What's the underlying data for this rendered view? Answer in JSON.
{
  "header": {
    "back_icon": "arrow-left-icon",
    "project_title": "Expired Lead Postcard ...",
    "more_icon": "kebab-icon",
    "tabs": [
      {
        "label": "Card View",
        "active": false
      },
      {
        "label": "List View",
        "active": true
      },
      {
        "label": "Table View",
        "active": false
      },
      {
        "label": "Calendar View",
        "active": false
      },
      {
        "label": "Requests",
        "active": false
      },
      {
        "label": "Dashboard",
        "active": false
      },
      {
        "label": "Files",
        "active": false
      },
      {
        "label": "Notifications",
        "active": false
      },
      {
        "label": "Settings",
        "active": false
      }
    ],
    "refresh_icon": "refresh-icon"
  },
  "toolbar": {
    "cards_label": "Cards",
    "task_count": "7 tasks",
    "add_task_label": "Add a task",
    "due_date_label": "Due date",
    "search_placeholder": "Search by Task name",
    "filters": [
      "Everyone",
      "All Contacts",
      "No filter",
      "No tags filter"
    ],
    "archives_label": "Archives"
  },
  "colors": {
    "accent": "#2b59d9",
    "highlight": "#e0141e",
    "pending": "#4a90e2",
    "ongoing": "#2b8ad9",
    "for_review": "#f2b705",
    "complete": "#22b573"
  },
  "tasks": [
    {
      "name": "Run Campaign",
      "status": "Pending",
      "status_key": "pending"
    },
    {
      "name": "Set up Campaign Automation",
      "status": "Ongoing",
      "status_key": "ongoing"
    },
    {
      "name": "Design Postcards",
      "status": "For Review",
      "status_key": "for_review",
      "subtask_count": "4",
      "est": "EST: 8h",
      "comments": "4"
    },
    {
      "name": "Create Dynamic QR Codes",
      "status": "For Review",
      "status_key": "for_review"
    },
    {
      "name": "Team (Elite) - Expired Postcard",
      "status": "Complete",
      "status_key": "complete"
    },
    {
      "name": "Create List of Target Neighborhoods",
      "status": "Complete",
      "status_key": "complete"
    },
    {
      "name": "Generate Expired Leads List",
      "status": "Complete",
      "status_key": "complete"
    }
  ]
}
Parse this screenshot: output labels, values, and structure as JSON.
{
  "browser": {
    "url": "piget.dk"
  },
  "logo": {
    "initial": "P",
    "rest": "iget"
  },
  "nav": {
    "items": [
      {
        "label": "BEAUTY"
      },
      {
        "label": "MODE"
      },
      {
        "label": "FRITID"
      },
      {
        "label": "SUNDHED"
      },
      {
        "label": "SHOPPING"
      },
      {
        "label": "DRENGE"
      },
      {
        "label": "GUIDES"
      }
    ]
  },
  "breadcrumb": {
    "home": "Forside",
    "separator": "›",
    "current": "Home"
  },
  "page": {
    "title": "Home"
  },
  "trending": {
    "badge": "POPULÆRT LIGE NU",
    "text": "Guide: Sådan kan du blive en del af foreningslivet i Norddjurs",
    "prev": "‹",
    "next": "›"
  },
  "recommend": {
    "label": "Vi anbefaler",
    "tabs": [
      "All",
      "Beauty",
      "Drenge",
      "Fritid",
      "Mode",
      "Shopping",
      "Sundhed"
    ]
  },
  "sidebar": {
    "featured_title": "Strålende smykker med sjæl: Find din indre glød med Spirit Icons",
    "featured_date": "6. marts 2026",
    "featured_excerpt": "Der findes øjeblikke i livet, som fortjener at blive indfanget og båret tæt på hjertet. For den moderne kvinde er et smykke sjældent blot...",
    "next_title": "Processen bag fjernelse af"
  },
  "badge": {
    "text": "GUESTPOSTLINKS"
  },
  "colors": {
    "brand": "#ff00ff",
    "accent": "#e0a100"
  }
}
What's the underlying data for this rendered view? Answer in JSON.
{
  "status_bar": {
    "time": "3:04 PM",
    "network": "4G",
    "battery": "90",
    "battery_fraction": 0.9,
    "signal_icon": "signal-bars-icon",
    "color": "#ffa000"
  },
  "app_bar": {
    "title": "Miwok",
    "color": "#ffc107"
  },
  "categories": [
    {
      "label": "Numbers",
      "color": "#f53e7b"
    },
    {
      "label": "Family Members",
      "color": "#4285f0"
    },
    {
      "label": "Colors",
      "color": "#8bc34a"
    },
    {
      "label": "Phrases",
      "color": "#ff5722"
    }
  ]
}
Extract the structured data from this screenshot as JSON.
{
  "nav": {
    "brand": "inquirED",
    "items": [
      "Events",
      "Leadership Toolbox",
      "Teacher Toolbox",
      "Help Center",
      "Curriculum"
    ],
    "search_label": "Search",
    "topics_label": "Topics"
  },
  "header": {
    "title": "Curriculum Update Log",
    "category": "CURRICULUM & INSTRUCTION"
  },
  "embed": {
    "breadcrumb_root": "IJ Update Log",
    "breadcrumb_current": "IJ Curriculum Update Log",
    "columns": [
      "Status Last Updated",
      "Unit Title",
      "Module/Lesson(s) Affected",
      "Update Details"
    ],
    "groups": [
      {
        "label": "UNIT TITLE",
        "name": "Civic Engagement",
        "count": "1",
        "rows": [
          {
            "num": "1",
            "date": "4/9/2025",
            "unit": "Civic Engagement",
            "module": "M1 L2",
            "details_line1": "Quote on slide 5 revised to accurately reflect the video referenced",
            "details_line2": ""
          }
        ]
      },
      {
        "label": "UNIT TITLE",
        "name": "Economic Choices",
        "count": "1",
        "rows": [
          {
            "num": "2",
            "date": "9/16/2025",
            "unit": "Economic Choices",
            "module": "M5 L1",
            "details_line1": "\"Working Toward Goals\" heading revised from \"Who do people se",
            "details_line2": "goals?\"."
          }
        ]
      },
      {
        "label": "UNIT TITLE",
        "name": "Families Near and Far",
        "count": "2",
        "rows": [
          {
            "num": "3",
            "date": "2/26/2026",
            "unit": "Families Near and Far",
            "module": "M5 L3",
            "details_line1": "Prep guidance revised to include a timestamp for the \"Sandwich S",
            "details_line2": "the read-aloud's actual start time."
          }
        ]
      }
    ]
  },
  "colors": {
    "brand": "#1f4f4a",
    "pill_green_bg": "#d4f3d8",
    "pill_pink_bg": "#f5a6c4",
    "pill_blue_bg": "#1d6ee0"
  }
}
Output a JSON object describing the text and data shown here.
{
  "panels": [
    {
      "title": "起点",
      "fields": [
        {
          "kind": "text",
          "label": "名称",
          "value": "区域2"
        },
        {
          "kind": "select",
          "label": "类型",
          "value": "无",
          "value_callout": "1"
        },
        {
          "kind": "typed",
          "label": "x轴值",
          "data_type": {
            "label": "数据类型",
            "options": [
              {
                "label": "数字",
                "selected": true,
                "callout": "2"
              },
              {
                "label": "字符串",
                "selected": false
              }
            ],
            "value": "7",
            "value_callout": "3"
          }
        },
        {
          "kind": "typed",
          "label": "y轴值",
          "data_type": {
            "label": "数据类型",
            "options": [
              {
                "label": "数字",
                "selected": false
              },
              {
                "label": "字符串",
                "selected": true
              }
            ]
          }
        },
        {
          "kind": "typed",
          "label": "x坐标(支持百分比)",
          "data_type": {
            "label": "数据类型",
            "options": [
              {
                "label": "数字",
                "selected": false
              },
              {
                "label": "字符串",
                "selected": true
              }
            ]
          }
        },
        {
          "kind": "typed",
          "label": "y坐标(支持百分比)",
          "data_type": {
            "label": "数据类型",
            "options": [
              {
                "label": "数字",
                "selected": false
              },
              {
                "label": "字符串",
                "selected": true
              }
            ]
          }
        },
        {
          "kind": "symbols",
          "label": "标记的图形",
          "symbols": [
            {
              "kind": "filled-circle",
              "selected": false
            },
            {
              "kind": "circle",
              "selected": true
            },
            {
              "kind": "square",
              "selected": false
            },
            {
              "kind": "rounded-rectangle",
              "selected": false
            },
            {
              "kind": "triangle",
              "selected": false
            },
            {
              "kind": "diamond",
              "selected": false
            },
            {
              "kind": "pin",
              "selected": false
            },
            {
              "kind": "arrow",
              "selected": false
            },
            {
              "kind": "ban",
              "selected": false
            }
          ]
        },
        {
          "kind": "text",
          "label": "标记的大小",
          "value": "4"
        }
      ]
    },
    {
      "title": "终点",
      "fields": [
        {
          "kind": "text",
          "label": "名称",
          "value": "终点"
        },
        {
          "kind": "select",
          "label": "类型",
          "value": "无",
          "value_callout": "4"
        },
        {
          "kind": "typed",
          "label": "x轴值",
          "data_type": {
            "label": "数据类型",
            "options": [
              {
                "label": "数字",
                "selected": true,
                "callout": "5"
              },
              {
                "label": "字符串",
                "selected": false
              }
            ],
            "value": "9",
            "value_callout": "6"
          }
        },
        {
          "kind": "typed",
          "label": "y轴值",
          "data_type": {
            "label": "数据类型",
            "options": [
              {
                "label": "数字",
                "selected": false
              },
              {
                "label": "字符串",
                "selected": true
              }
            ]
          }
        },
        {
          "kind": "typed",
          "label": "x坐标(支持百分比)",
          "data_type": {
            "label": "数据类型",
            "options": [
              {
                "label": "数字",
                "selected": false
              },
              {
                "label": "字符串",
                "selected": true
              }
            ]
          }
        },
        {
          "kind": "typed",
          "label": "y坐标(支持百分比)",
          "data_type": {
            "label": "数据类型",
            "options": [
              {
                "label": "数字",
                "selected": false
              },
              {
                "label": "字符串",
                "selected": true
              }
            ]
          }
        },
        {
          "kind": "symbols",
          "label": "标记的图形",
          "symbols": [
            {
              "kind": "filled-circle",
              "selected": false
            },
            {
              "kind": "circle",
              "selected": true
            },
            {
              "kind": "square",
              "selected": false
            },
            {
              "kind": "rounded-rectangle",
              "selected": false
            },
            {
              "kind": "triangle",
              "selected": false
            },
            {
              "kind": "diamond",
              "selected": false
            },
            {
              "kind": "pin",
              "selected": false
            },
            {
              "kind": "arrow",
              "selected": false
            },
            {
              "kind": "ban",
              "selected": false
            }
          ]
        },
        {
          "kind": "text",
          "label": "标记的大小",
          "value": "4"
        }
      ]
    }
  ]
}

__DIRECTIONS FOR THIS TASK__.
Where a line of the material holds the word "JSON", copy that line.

__TASK RESPONSE__.
What's the underlying data for this rendered view? Answer in JSON.
Parse this screenshot: output labels, values, and structure as JSON.
What's the underlying data for this rendered view? Answer in JSON.
Extract the structured data from this screenshot as JSON.
Output a JSON object describing the text and data shown here.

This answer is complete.